MATERIAL FOR THIS EXERCISE:

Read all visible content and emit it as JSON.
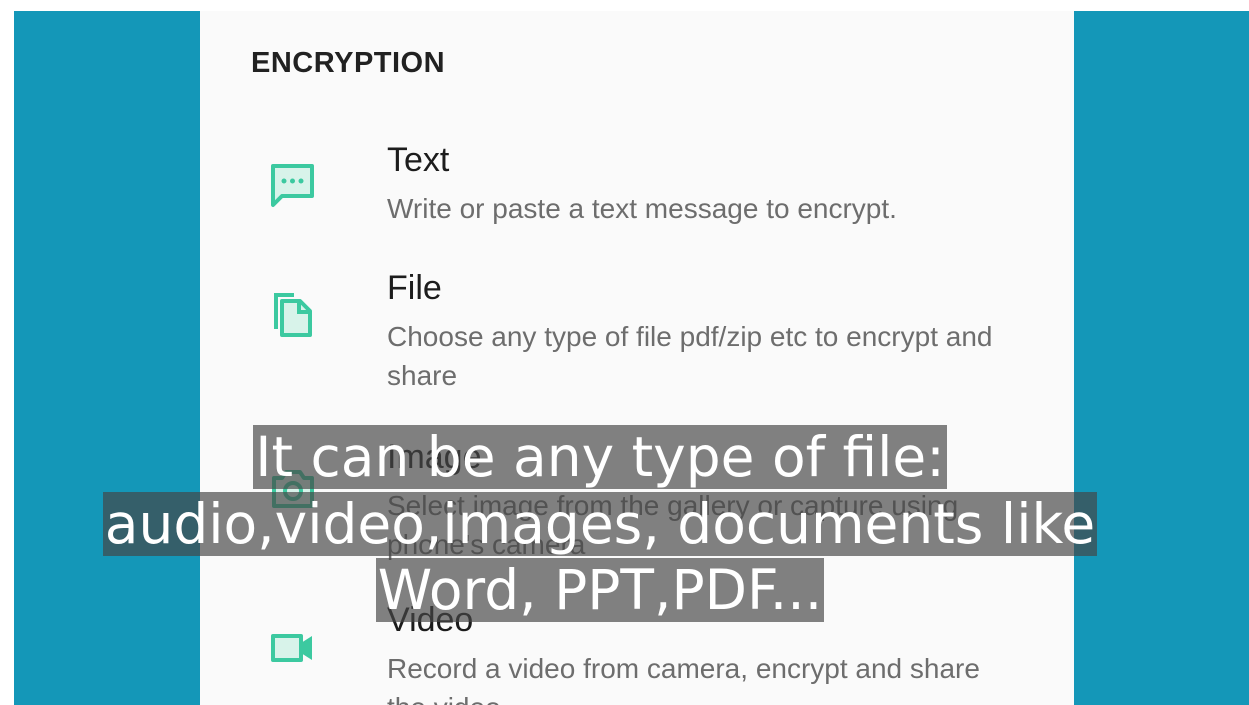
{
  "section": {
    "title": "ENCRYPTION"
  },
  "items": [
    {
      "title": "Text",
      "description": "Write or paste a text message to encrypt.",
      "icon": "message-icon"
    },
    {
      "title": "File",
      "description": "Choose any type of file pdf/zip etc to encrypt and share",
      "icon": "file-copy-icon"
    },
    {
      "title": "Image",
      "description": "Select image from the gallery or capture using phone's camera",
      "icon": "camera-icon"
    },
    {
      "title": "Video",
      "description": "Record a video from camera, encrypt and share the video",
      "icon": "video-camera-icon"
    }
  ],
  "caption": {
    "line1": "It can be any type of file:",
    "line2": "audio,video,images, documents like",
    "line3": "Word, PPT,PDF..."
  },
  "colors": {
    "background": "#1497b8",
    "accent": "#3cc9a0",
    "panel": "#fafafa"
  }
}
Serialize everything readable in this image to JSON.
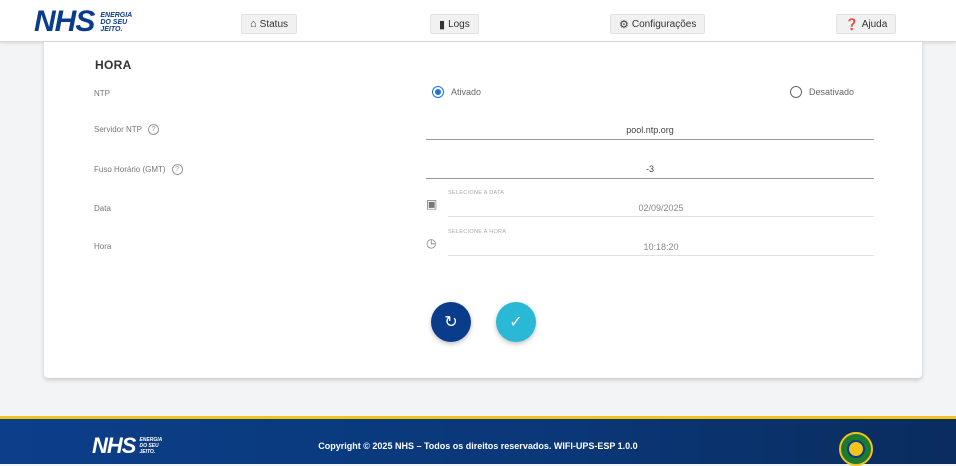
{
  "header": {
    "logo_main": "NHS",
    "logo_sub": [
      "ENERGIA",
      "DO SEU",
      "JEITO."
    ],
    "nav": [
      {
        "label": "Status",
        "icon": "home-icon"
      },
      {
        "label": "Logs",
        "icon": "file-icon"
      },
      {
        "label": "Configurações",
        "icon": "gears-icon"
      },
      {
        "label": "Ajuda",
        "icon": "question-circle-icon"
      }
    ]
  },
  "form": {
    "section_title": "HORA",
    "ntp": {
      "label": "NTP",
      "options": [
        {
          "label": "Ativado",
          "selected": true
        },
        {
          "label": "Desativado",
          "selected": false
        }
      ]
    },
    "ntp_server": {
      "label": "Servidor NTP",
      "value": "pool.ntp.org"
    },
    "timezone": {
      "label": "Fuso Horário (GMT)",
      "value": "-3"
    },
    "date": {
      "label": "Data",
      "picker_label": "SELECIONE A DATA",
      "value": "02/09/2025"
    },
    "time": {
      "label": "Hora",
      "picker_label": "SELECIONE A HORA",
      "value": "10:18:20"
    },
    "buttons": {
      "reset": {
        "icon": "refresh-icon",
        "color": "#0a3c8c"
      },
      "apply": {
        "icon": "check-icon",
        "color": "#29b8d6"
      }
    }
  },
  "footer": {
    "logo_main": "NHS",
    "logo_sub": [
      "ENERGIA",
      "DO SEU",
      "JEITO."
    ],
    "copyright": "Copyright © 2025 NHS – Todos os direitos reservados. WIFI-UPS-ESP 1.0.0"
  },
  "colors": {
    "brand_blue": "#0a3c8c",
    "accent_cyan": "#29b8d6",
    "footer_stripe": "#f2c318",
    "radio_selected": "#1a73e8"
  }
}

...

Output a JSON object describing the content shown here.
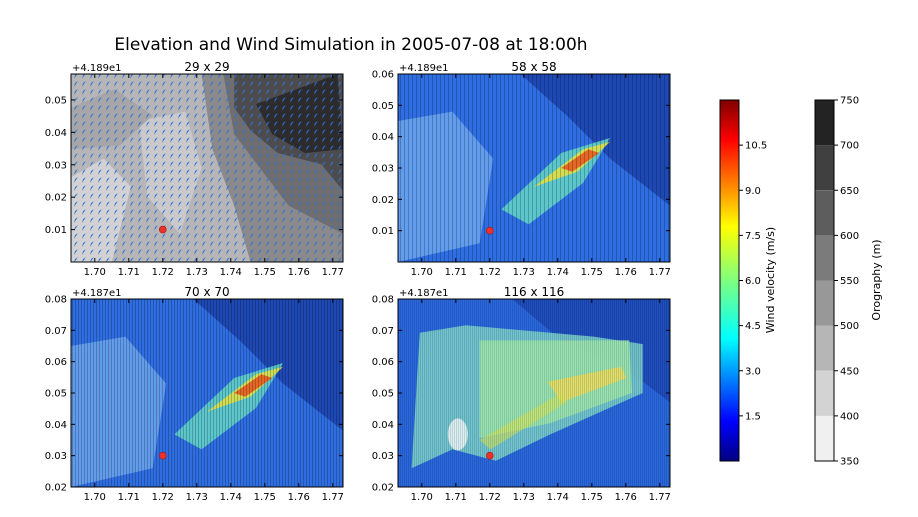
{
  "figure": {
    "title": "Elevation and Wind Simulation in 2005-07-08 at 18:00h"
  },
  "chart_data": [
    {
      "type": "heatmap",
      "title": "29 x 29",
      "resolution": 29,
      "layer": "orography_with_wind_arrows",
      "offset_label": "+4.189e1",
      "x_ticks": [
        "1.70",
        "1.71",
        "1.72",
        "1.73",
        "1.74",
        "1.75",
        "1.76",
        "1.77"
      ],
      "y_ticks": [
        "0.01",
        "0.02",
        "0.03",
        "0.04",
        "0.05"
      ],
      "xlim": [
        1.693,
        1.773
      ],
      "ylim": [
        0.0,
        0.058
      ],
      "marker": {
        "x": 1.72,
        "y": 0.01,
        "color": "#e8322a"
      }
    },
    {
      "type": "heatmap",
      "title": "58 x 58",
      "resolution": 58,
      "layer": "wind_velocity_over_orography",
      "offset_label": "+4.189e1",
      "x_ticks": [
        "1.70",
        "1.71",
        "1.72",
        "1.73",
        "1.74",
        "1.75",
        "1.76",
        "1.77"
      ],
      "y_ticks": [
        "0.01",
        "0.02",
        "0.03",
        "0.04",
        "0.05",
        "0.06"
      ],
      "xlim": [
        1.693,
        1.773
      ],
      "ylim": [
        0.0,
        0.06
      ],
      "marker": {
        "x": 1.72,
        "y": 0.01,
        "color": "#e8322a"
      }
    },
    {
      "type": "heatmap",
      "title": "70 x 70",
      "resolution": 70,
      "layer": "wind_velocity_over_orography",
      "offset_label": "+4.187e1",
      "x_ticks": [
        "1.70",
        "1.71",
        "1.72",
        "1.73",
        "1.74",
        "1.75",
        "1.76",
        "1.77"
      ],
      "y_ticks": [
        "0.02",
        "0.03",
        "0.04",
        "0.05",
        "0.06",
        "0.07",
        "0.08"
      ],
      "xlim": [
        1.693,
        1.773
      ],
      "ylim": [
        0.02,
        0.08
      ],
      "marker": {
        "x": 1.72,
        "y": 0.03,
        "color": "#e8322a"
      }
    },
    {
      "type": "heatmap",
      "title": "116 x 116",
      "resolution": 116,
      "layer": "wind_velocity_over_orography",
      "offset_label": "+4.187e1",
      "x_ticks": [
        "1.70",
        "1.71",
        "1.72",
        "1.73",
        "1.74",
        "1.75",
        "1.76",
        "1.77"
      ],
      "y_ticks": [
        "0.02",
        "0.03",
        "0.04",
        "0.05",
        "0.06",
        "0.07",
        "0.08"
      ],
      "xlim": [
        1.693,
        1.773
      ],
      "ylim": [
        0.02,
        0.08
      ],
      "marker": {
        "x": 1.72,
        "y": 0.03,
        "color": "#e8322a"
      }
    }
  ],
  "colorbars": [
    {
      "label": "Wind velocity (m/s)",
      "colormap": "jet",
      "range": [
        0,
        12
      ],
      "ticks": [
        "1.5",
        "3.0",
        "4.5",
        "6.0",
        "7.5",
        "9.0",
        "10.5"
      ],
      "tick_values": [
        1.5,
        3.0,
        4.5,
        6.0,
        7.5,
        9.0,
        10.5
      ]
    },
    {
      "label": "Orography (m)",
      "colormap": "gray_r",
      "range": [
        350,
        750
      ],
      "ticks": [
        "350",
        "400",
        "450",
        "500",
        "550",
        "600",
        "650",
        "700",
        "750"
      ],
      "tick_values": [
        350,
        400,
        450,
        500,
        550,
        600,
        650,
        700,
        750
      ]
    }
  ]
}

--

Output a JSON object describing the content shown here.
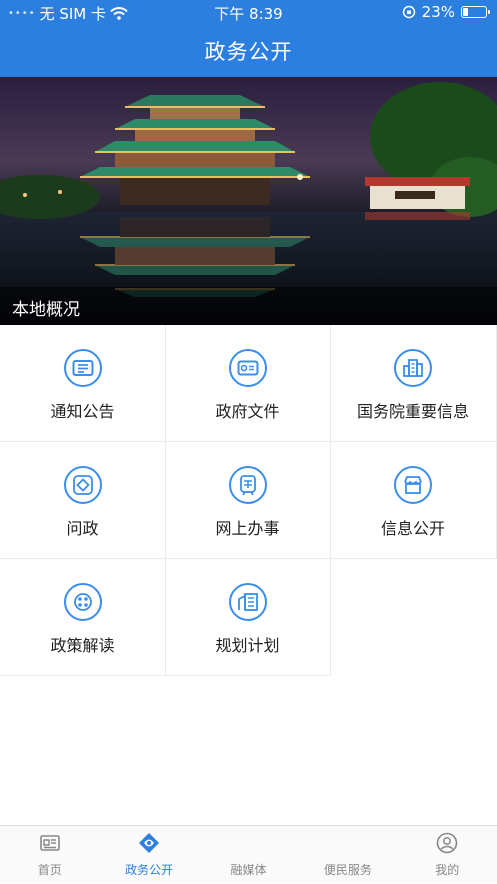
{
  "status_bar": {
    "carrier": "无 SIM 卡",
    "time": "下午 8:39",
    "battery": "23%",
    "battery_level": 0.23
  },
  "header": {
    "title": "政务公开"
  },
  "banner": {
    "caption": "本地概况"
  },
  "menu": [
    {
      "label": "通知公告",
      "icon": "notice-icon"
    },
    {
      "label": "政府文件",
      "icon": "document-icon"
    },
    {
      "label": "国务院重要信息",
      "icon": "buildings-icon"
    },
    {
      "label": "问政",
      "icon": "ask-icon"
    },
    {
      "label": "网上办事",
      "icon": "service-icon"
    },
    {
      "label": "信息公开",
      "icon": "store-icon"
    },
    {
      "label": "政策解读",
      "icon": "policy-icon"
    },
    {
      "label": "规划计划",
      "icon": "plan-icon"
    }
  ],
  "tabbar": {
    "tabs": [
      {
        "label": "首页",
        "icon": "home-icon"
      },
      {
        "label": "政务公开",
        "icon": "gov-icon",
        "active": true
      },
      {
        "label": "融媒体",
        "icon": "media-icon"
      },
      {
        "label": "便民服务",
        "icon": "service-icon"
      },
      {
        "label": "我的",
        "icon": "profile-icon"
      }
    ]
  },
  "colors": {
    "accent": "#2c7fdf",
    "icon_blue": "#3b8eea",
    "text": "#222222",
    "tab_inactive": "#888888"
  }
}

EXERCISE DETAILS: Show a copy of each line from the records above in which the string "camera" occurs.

ANSWER FOR THE TASK:
      "description": "Select image from the gallery or capture using phone's camera",
      "icon": "camera-icon"
      "description": "Record a video from camera, encrypt and share the video",
      "icon": "video-camera-icon"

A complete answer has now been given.